Source material START
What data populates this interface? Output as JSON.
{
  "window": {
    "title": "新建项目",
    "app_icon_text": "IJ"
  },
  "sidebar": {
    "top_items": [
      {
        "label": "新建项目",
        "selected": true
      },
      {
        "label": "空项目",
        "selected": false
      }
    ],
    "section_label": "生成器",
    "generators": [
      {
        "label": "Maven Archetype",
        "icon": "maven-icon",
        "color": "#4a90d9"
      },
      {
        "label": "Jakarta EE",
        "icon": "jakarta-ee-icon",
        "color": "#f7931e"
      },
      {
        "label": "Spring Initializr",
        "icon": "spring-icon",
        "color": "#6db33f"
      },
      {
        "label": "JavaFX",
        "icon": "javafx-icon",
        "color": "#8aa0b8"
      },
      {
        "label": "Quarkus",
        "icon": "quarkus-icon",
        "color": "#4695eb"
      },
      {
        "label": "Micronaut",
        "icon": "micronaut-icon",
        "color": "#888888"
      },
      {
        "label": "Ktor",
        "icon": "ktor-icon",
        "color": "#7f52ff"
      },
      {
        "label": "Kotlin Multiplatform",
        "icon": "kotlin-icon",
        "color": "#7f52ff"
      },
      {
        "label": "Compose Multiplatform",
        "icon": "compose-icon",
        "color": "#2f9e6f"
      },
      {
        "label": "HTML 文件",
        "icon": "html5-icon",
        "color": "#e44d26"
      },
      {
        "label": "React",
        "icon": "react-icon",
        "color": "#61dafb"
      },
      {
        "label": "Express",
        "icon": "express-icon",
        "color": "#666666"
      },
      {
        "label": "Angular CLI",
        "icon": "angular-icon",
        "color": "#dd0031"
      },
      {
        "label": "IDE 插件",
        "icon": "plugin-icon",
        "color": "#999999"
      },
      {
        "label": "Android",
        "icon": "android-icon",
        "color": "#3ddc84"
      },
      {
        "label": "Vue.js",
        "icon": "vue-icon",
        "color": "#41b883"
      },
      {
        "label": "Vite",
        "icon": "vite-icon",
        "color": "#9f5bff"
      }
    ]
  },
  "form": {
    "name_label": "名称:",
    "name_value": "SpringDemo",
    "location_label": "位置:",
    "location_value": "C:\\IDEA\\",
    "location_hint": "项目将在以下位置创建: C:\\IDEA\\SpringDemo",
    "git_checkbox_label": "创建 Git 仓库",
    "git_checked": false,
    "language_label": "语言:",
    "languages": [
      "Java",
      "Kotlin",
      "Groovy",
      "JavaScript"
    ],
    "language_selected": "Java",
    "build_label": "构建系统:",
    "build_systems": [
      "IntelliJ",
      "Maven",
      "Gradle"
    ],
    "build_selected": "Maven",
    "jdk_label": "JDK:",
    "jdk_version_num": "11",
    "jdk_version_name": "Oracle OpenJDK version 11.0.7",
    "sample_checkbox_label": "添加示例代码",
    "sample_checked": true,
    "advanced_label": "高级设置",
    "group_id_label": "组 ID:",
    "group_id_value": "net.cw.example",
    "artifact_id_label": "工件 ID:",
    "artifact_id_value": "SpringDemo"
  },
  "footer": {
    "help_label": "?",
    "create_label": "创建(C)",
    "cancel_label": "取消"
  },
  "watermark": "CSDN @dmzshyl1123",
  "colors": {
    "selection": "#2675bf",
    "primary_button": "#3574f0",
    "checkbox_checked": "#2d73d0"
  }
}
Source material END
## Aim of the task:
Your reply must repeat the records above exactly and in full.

## Solution:
What data populates this interface? Output as JSON.
{
  "window": {
    "title": "新建项目",
    "app_icon_text": "IJ"
  },
  "sidebar": {
    "top_items": [
      {
        "label": "新建项目",
        "selected": true
      },
      {
        "label": "空项目",
        "selected": false
      }
    ],
    "section_label": "生成器",
    "generators": [
      {
        "label": "Maven Archetype",
        "icon": "maven-icon",
        "color": "#4a90d9"
      },
      {
        "label": "Jakarta EE",
        "icon": "jakarta-ee-icon",
        "color": "#f7931e"
      },
      {
        "label": "Spring Initializr",
        "icon": "spring-icon",
        "color": "#6db33f"
      },
      {
        "label": "JavaFX",
        "icon": "javafx-icon",
        "color": "#8aa0b8"
      },
      {
        "label": "Quarkus",
        "icon": "quarkus-icon",
        "color": "#4695eb"
      },
      {
        "label": "Micronaut",
        "icon": "micronaut-icon",
        "color": "#888888"
      },
      {
        "label": "Ktor",
        "icon": "ktor-icon",
        "color": "#7f52ff"
      },
      {
        "label": "Kotlin Multiplatform",
        "icon": "kotlin-icon",
        "color": "#7f52ff"
      },
      {
        "label": "Compose Multiplatform",
        "icon": "compose-icon",
        "color": "#2f9e6f"
      },
      {
        "label": "HTML 文件",
        "icon": "html5-icon",
        "color": "#e44d26"
      },
      {
        "label": "React",
        "icon": "react-icon",
        "color": "#61dafb"
      },
      {
        "label": "Express",
        "icon": "express-icon",
        "color": "#666666"
      },
      {
        "label": "Angular CLI",
        "icon": "angular-icon",
        "color": "#dd0031"
      },
      {
        "label": "IDE 插件",
        "icon": "plugin-icon",
        "color": "#999999"
      },
      {
        "label": "Android",
        "icon": "android-icon",
        "color": "#3ddc84"
      },
      {
        "label": "Vue.js",
        "icon": "vue-icon",
        "color": "#41b883"
      },
      {
        "label": "Vite",
        "icon": "vite-icon",
        "color": "#9f5bff"
      }
    ]
  },
  "form": {
    "name_label": "名称:",
    "name_value": "SpringDemo",
    "location_label": "位置:",
    "location_value": "C:\\IDEA\\",
    "location_hint": "项目将在以下位置创建: C:\\IDEA\\SpringDemo",
    "git_checkbox_label": "创建 Git 仓库",
    "git_checked": false,
    "language_label": "语言:",
    "languages": [
      "Java",
      "Kotlin",
      "Groovy",
      "JavaScript"
    ],
    "language_selected": "Java",
    "build_label": "构建系统:",
    "build_systems": [
      "IntelliJ",
      "Maven",
      "Gradle"
    ],
    "build_selected": "Maven",
    "jdk_label": "JDK:",
    "jdk_version_num": "11",
    "jdk_version_name": "Oracle OpenJDK version 11.0.7",
    "sample_checkbox_label": "添加示例代码",
    "sample_checked": true,
    "advanced_label": "高级设置",
    "group_id_label": "组 ID:",
    "group_id_value": "net.cw.example",
    "artifact_id_label": "工件 ID:",
    "artifact_id_value": "SpringDemo"
  },
  "footer": {
    "help_label": "?",
    "create_label": "创建(C)",
    "cancel_label": "取消"
  },
  "watermark": "CSDN @dmzshyl1123",
  "colors": {
    "selection": "#2675bf",
    "primary_button": "#3574f0",
    "checkbox_checked": "#2d73d0"
  }
}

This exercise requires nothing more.